Provided information —
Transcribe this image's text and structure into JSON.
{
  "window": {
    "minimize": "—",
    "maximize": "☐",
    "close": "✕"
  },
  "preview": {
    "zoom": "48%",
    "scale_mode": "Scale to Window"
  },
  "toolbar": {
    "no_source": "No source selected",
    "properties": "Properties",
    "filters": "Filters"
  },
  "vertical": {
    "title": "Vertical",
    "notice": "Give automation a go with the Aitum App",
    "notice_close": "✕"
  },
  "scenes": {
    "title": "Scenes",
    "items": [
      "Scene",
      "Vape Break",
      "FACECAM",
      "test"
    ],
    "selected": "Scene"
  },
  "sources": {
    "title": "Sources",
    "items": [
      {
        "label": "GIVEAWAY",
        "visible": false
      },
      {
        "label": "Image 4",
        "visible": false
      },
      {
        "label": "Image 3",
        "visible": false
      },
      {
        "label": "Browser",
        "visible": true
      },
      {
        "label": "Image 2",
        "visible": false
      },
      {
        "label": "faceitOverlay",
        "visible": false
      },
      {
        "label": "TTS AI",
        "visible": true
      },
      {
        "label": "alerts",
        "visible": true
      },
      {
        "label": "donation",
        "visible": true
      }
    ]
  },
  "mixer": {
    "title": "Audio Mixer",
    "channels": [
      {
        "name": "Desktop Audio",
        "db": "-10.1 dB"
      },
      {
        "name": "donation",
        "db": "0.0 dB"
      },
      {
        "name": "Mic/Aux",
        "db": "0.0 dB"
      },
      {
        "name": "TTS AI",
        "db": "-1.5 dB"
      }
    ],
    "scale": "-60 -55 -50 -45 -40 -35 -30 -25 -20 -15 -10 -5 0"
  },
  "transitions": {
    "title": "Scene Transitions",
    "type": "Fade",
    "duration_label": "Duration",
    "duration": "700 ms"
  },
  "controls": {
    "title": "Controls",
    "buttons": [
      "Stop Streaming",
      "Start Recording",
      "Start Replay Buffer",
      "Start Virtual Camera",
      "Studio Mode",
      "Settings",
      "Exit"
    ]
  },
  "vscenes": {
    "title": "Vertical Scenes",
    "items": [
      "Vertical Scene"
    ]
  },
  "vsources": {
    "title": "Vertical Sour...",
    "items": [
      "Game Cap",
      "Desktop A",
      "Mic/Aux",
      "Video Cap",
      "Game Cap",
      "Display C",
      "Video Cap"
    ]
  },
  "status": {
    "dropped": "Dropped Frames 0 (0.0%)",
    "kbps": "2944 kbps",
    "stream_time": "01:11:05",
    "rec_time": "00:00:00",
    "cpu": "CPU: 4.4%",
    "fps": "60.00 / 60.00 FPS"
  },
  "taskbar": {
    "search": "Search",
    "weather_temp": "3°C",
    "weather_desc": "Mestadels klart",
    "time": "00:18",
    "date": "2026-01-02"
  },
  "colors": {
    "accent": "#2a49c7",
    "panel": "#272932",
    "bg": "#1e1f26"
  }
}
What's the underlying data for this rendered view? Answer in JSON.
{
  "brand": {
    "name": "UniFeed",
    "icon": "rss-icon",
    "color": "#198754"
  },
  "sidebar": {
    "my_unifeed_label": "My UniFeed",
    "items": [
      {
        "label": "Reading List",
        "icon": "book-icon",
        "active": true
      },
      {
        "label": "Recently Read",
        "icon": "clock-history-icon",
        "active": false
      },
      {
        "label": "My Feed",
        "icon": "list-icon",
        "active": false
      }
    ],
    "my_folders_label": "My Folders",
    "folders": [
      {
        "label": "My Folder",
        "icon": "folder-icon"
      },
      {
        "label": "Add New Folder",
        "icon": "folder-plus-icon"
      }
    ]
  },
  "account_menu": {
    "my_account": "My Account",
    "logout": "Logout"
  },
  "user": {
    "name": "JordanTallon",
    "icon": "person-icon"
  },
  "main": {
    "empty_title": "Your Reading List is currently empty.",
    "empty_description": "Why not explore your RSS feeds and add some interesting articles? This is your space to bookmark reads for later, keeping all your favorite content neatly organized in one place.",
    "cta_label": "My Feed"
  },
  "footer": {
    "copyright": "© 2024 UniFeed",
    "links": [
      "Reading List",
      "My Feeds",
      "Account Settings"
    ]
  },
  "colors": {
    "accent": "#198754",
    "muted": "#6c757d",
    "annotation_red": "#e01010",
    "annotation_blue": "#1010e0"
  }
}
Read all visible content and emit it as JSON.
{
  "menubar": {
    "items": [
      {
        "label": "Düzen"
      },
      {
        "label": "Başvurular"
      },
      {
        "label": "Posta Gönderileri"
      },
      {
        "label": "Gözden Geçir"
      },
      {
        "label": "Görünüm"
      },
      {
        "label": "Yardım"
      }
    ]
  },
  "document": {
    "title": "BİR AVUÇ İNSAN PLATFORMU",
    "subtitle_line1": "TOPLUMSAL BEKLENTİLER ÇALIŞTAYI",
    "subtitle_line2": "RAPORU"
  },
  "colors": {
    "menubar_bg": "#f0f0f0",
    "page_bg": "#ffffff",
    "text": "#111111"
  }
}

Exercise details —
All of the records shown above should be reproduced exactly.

Solution to this problem —
Transcribe this image's text and structure into JSON.
{
  "window": {
    "minimize": "—",
    "maximize": "☐",
    "close": "✕"
  },
  "preview": {
    "zoom": "48%",
    "scale_mode": "Scale to Window"
  },
  "toolbar": {
    "no_source": "No source selected",
    "properties": "Properties",
    "filters": "Filters"
  },
  "vertical": {
    "title": "Vertical",
    "notice": "Give automation a go with the Aitum App",
    "notice_close": "✕"
  },
  "scenes": {
    "title": "Scenes",
    "items": [
      "Scene",
      "Vape Break",
      "FACECAM",
      "test"
    ],
    "selected": "Scene"
  },
  "sources": {
    "title": "Sources",
    "items": [
      {
        "label": "GIVEAWAY",
        "visible": false
      },
      {
        "label": "Image 4",
        "visible": false
      },
      {
        "label": "Image 3",
        "visible": false
      },
      {
        "label": "Browser",
        "visible": true
      },
      {
        "label": "Image 2",
        "visible": false
      },
      {
        "label": "faceitOverlay",
        "visible": false
      },
      {
        "label": "TTS AI",
        "visible": true
      },
      {
        "label": "alerts",
        "visible": true
      },
      {
        "label": "donation",
        "visible": true
      }
    ]
  },
  "mixer": {
    "title": "Audio Mixer",
    "channels": [
      {
        "name": "Desktop Audio",
        "db": "-10.1 dB"
      },
      {
        "name": "donation",
        "db": "0.0 dB"
      },
      {
        "name": "Mic/Aux",
        "db": "0.0 dB"
      },
      {
        "name": "TTS AI",
        "db": "-1.5 dB"
      }
    ],
    "scale": "-60 -55 -50 -45 -40 -35 -30 -25 -20 -15 -10 -5 0"
  },
  "transitions": {
    "title": "Scene Transitions",
    "type": "Fade",
    "duration_label": "Duration",
    "duration": "700 ms"
  },
  "controls": {
    "title": "Controls",
    "buttons": [
      "Stop Streaming",
      "Start Recording",
      "Start Replay Buffer",
      "Start Virtual Camera",
      "Studio Mode",
      "Settings",
      "Exit"
    ]
  },
  "vscenes": {
    "title": "Vertical Scenes",
    "items": [
      "Vertical Scene"
    ]
  },
  "vsources": {
    "title": "Vertical Sour...",
    "items": [
      "Game Cap",
      "Desktop A",
      "Mic/Aux",
      "Video Cap",
      "Game Cap",
      "Display C",
      "Video Cap"
    ]
  },
  "status": {
    "dropped": "Dropped Frames 0 (0.0%)",
    "kbps": "2944 kbps",
    "stream_time": "01:11:05",
    "rec_time": "00:00:00",
    "cpu": "CPU: 4.4%",
    "fps": "60.00 / 60.00 FPS"
  },
  "taskbar": {
    "search": "Search",
    "weather_temp": "3°C",
    "weather_desc": "Mestadels klart",
    "time": "00:18",
    "date": "2026-01-02"
  },
  "colors": {
    "accent": "#2a49c7",
    "panel": "#272932",
    "bg": "#1e1f26"
  }
}
What's the underlying data for this rendered view? Answer in JSON.
{
  "brand": {
    "name": "UniFeed",
    "icon": "rss-icon",
    "color": "#198754"
  },
  "sidebar": {
    "my_unifeed_label": "My UniFeed",
    "items": [
      {
        "label": "Reading List",
        "icon": "book-icon",
        "active": true
      },
      {
        "label": "Recently Read",
        "icon": "clock-history-icon",
        "active": false
      },
      {
        "label": "My Feed",
        "icon": "list-icon",
        "active": false
      }
    ],
    "my_folders_label": "My Folders",
    "folders": [
      {
        "label": "My Folder",
        "icon": "folder-icon"
      },
      {
        "label": "Add New Folder",
        "icon": "folder-plus-icon"
      }
    ]
  },
  "account_menu": {
    "my_account": "My Account",
    "logout": "Logout"
  },
  "user": {
    "name": "JordanTallon",
    "icon": "person-icon"
  },
  "main": {
    "empty_title": "Your Reading List is currently empty.",
    "empty_description": "Why not explore your RSS feeds and add some interesting articles? This is your space to bookmark reads for later, keeping all your favorite content neatly organized in one place.",
    "cta_label": "My Feed"
  },
  "footer": {
    "copyright": "© 2024 UniFeed",
    "links": [
      "Reading List",
      "My Feeds",
      "Account Settings"
    ]
  },
  "colors": {
    "accent": "#198754",
    "muted": "#6c757d",
    "annotation_red": "#e01010",
    "annotation_blue": "#1010e0"
  }
}
Read all visible content and emit it as JSON.
{
  "menubar": {
    "items": [
      {
        "label": "Düzen"
      },
      {
        "label": "Başvurular"
      },
      {
        "label": "Posta Gönderileri"
      },
      {
        "label": "Gözden Geçir"
      },
      {
        "label": "Görünüm"
      },
      {
        "label": "Yardım"
      }
    ]
  },
  "document": {
    "title": "BİR AVUÇ İNSAN PLATFORMU",
    "subtitle_line1": "TOPLUMSAL BEKLENTİLER ÇALIŞTAYI",
    "subtitle_line2": "RAPORU"
  },
  "colors": {
    "menubar_bg": "#f0f0f0",
    "page_bg": "#ffffff",
    "text": "#111111"
  }
}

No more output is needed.